Culture Secretary: Quality content not being sufficiently rewarded

Posted on: November 5, 2018 by admin

Jeremy Wright MP


Quality content is not being sufficiently rewarded, the Secretary of State for Digital, Culture, Media and Sport has said today.

Delivering a speech to the Society of Editors conference in Manchester, Jeremy Wright MP said that while he believed social media had brought great opportunities, it is vital that media organisation were rewarded for their work.

He said: “It is undeniable that the digital revolution has led to a world in which the value of quality content is not sufficiently rewarded.
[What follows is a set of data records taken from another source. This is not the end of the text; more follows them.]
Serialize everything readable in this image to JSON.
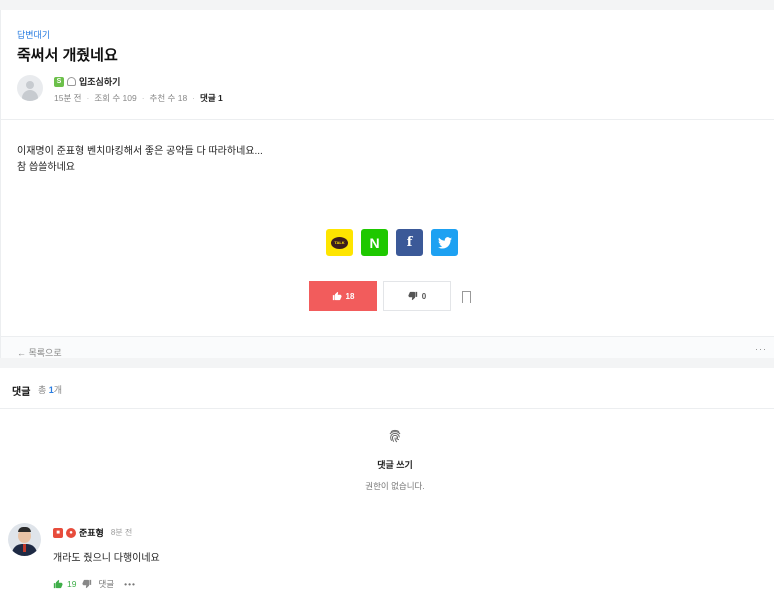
{
  "post": {
    "category": "답변대기",
    "title": "죽써서 개줬네요",
    "author": "입조심하기",
    "level_badge": "S",
    "meta": {
      "time": "15분 전",
      "views": "조회 수 109",
      "recommends": "추천 수 18",
      "comments": "댓글 1"
    },
    "body_lines": [
      "이재명이 준표형 벤치마킹해서 좋은 공약들 다 따라하네요...",
      "참 씁쓸하네요"
    ],
    "share": {
      "kakao": "TALK",
      "naver": "N",
      "facebook": "f",
      "twitter": "🐦"
    },
    "like_count": "18",
    "dislike_count": "0",
    "back_label": "← 목록으로",
    "more": "···"
  },
  "comments": {
    "title": "댓글",
    "count_prefix": "총 ",
    "count": "1",
    "count_suffix": "개",
    "write_label": "댓글 쓰기",
    "no_permission": "권한이 없습니다.",
    "items": [
      {
        "author": "준표형",
        "time": "8분 전",
        "text": "개라도 줬으니 다행이네요",
        "likes": "19",
        "reply_label": "댓글",
        "more": "•••"
      }
    ]
  },
  "colors": {
    "accent": "#2a7de1",
    "like": "#f25c5c",
    "kakao": "#fee500",
    "naver": "#1ec800",
    "facebook": "#3b5998",
    "twitter": "#1da1f2"
  }
}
“This means an understandable but harmful trend towards cheaper to produce content, which endangers the investigative journalism that needs time and resources to do well,” he said.

He added that there was an urgent need to look more closely at the issue.
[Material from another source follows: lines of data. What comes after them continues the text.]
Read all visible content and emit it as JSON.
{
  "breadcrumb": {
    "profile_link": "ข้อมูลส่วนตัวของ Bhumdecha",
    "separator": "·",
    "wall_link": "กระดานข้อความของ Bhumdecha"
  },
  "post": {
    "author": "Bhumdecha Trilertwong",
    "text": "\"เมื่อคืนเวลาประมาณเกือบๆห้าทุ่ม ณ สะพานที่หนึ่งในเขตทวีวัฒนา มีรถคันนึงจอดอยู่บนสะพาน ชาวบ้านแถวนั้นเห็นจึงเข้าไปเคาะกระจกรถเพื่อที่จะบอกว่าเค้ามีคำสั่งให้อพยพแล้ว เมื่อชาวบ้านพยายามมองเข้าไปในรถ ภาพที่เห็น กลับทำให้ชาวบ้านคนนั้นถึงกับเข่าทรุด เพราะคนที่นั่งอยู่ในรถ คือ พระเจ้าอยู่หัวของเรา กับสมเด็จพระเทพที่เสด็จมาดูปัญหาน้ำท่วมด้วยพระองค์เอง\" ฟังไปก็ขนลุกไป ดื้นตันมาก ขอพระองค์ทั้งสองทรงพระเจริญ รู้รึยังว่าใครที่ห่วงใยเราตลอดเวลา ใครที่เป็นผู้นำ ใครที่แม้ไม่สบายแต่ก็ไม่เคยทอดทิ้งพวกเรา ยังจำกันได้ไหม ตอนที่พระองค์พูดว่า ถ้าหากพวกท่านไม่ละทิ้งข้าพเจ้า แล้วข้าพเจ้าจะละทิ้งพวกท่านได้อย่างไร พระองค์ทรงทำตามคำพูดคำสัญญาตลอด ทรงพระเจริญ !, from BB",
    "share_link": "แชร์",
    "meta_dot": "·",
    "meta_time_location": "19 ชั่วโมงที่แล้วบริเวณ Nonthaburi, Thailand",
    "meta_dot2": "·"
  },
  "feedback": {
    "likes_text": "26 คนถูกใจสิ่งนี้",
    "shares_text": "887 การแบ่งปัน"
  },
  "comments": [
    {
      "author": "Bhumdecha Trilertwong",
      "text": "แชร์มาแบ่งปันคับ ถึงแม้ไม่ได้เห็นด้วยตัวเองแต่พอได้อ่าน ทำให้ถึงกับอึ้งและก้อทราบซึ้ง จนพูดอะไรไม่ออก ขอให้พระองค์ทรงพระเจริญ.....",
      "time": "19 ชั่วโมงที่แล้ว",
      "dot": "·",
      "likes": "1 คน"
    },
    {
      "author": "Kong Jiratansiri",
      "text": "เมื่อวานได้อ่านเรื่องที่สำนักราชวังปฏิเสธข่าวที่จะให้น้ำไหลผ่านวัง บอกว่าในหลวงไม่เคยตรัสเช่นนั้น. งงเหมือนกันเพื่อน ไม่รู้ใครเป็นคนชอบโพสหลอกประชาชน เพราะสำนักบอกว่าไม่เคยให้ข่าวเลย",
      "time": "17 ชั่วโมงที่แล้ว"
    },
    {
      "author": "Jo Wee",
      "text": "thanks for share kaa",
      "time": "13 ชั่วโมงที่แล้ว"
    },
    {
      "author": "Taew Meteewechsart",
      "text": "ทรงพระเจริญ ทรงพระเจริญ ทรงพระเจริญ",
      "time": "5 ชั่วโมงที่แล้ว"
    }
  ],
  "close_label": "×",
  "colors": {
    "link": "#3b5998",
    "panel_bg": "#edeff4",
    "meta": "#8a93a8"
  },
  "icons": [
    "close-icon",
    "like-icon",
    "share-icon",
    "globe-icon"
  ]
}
He added: “On the one hand, I firmly believe that technology is a force for good and that social media platforms have brought great opportunities.
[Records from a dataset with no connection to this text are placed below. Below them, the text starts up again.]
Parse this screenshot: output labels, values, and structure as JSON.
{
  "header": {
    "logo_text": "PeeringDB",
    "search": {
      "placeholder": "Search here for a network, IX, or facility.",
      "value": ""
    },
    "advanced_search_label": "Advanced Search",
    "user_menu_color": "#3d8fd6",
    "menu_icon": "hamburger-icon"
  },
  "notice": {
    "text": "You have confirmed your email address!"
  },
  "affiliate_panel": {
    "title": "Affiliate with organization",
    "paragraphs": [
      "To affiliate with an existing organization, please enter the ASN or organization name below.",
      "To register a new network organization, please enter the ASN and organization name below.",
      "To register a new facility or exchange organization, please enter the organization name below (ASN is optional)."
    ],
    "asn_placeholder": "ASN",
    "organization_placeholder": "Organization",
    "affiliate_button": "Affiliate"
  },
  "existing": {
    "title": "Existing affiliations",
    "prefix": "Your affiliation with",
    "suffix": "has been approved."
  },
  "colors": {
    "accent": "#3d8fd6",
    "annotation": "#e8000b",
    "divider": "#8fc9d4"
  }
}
“But many of these platforms are powered by the sharing of news, and it is vital that the producers of this news are recognised and rewarded. I have urged Dame Frances to look carefully at this point.”

The government is thinking long and hard about how to support a vibrant press and the sustainability of the newspaper industry he said but the media should also take responsibility for maintaining public trust and in ensuring that newsrooms are representatives of the communities they serve.

He said: “The press must also look at itself. Not only in terms of testing new business models, but in terms of remaining relevant to our discourse as a society in representing and reflecting the communities that you serve.

“The transfer of trust from generation to generation can no longer be taken for granted. But neither is it unachievable.

The shift to online presents opportunities to engage new audiences he said and proper representation is vital to winning and maintaining their trust.

“That means greater ethnic and gender diversity and greater diversity in the background of those who work in the press industry, and drawing on the talents of more of the country’s geography” he added.

“Proper representation can be achieved in a variety of ways. And I would urge you, just as you ask probing questions of others, to ask probing questions about the make up of your own organisations.

“Not simply because it is the right thing to do, but because it makes good business sense.

“A more representative press is more likely to reach more people.”

Read the full text of the speech here.